** Opening DATASET EXCERPTS block **

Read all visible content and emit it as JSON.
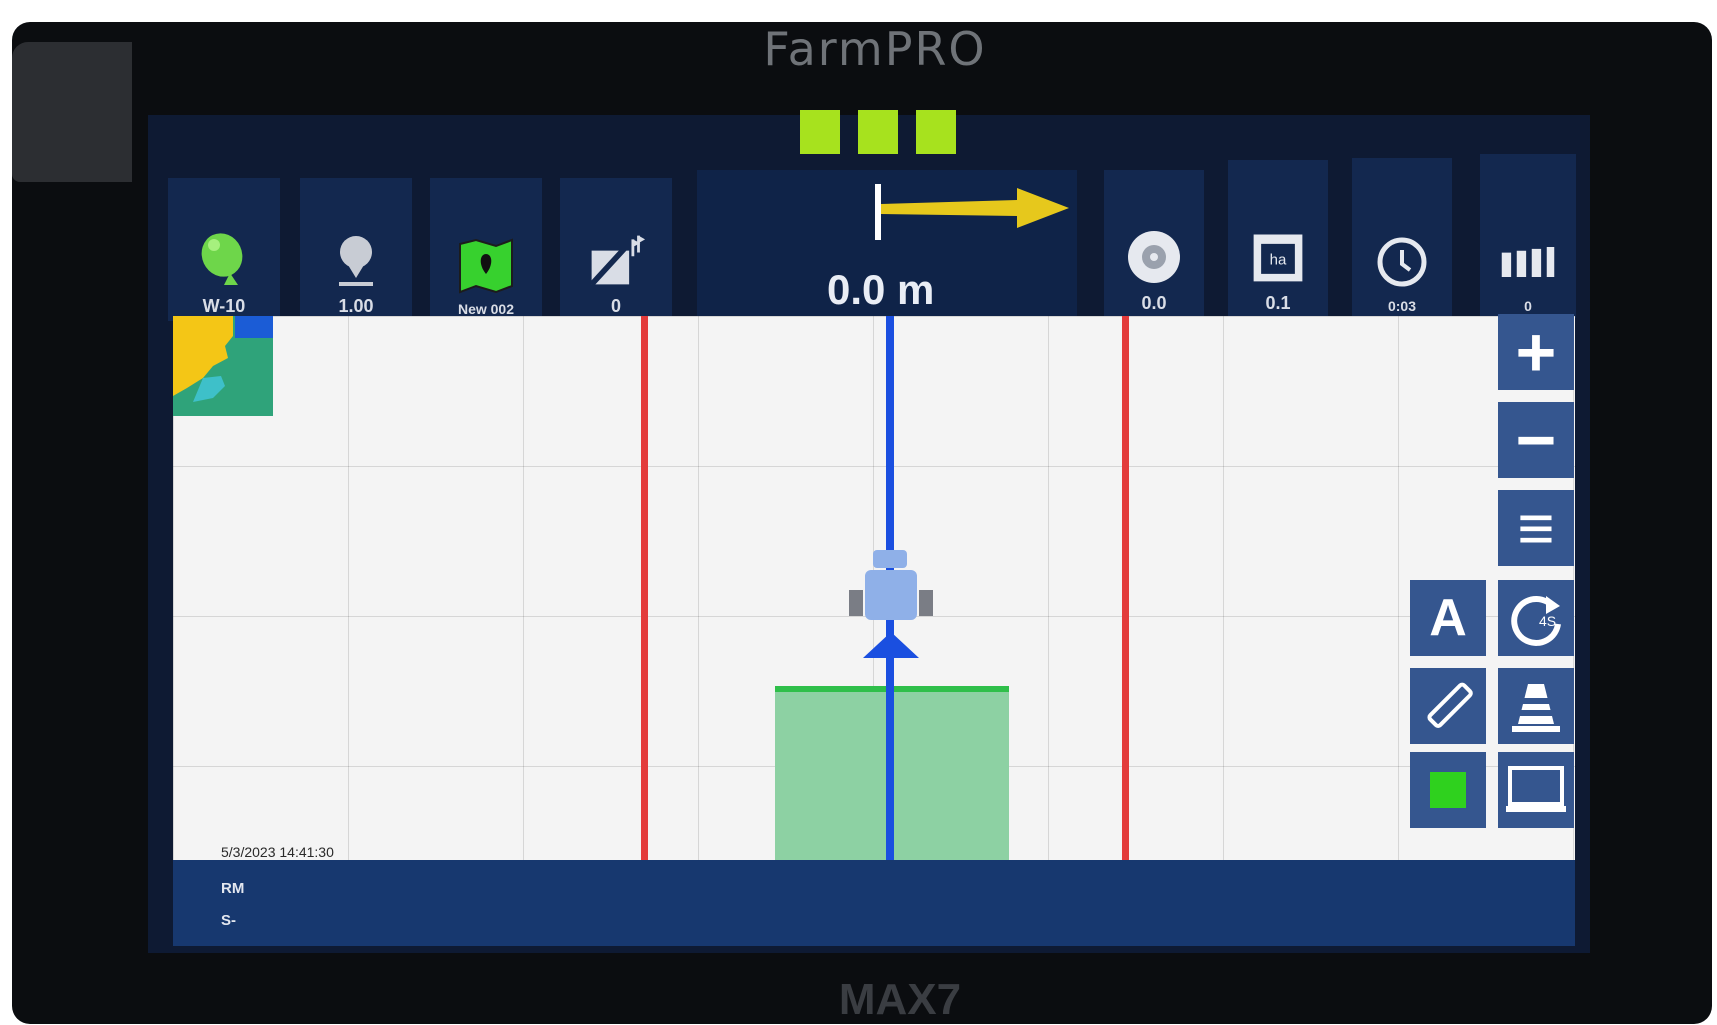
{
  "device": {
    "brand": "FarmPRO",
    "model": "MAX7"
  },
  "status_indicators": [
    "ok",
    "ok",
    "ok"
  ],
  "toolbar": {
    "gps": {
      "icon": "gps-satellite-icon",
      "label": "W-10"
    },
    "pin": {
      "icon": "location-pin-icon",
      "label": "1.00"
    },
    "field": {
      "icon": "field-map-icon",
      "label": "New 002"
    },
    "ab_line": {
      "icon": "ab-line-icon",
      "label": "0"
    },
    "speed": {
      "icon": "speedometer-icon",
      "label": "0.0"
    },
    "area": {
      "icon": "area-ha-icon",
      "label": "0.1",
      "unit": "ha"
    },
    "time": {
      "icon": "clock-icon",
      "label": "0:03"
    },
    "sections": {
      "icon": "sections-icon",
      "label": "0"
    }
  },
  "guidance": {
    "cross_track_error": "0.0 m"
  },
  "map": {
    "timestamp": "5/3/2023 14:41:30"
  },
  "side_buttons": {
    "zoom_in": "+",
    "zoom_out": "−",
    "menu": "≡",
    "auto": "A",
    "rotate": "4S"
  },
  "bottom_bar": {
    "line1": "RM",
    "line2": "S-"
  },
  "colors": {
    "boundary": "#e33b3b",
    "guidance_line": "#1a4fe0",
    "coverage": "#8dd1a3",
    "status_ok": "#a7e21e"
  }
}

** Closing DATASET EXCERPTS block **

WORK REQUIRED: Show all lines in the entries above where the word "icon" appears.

ANSWER SPACE:
      "icon": "gps-satellite-icon",
      "icon": "location-pin-icon",
      "icon": "field-map-icon",
      "icon": "ab-line-icon",
      "icon": "speedometer-icon",
      "icon": "area-ha-icon",
      "icon": "clock-icon",
      "icon": "sections-icon",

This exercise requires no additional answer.